[FLOOR NOISE AS DANCERS PERFORM A COMPLEX MOVE THIS TIME WITH MORE FOOTFALLS, MOVEMENT WITH PERCUSSIVE FALL]
SPENCER: In a moment that elicited audible gasps from a preview audience, the dancers form an elegant human glacier that sinks and contracts in jerky tremors, personifying our intrinsic connection to the fate of the icecaps.
WAY: I was reading all these descriptions of what was happening to the glaciers and so on and I felt there was a profound analogy between what was happening to the glaciers and what's happening to our social order--the collapse of both. One is actually collapsing because of the other.
[FLOOR NOISE AS DANCERS PERFORM A COMPLEX GROUP MOVEMENT]
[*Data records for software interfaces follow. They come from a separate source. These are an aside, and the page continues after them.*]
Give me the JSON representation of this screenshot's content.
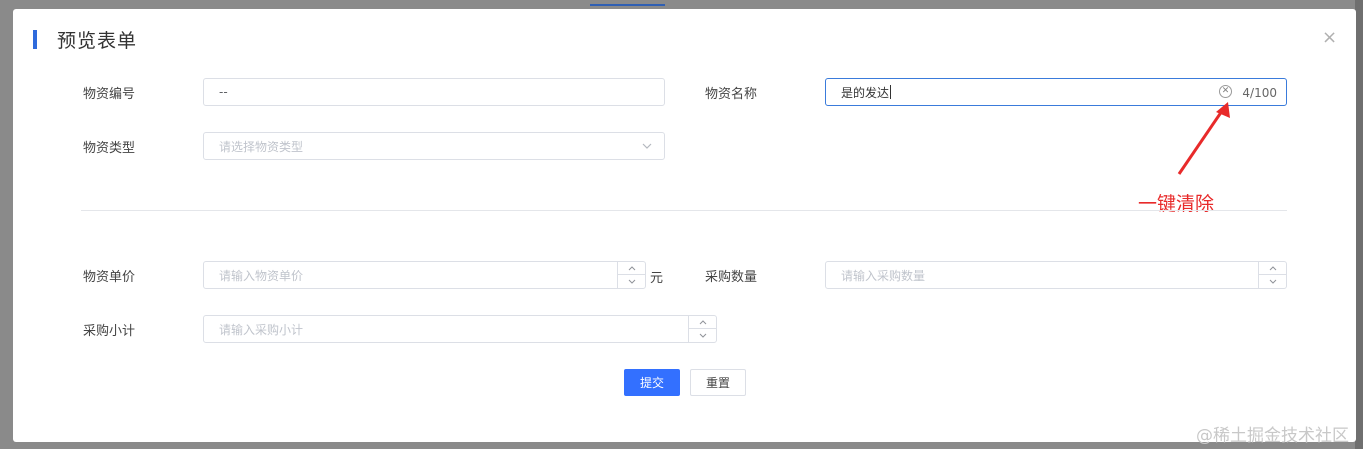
{
  "dialog": {
    "title": "预览表单",
    "close_icon": "close-icon"
  },
  "fields": {
    "material_no": {
      "label": "物资编号",
      "value": "--"
    },
    "material_name": {
      "label": "物资名称",
      "value": "是的发达",
      "counter": "4/100"
    },
    "material_type": {
      "label": "物资类型",
      "placeholder": "请选择物资类型"
    },
    "unit_price": {
      "label": "物资单价",
      "placeholder": "请输入物资单价",
      "unit": "元"
    },
    "purchase_qty": {
      "label": "采购数量",
      "placeholder": "请输入采购数量"
    },
    "purchase_subtotal": {
      "label": "采购小计",
      "placeholder": "请输入采购小计"
    }
  },
  "buttons": {
    "submit": "提交",
    "reset": "重置"
  },
  "annotation": {
    "text": "一键清除",
    "color": "#e82a2a"
  },
  "watermark": "@稀土掘金技术社区",
  "colors": {
    "accent": "#2f6bdc",
    "primary_button": "#3370ff",
    "focus_border": "#3a7bdb"
  }
}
SPENCER: Toward the dance's conclusion, there's a battle between Cassandra and a solo male dancer where she is physically dominated, partially smothered and left in emotional shambles. Then, as she predicted, the worst happens. The final scene is a flood scenario. Upstage, a shattered Cassandra sits, making circles in the water with her finger as two male dancers come to terms with the devastation behind her. One props the other up in consolation, and wills him to continue on, to adjust to the new reality.
WAY: What a dance form can do is touch a place emotionally that you didn't even know you were sensitive to. And I hope we do that!
SPENCER: For Living on Earth, I'm Todd Spencer.
CURWOOD: ODC Dance Founder Brenda Way's "On A Train Heading South" just opened in San Francisco and will tour nationwide this autumn.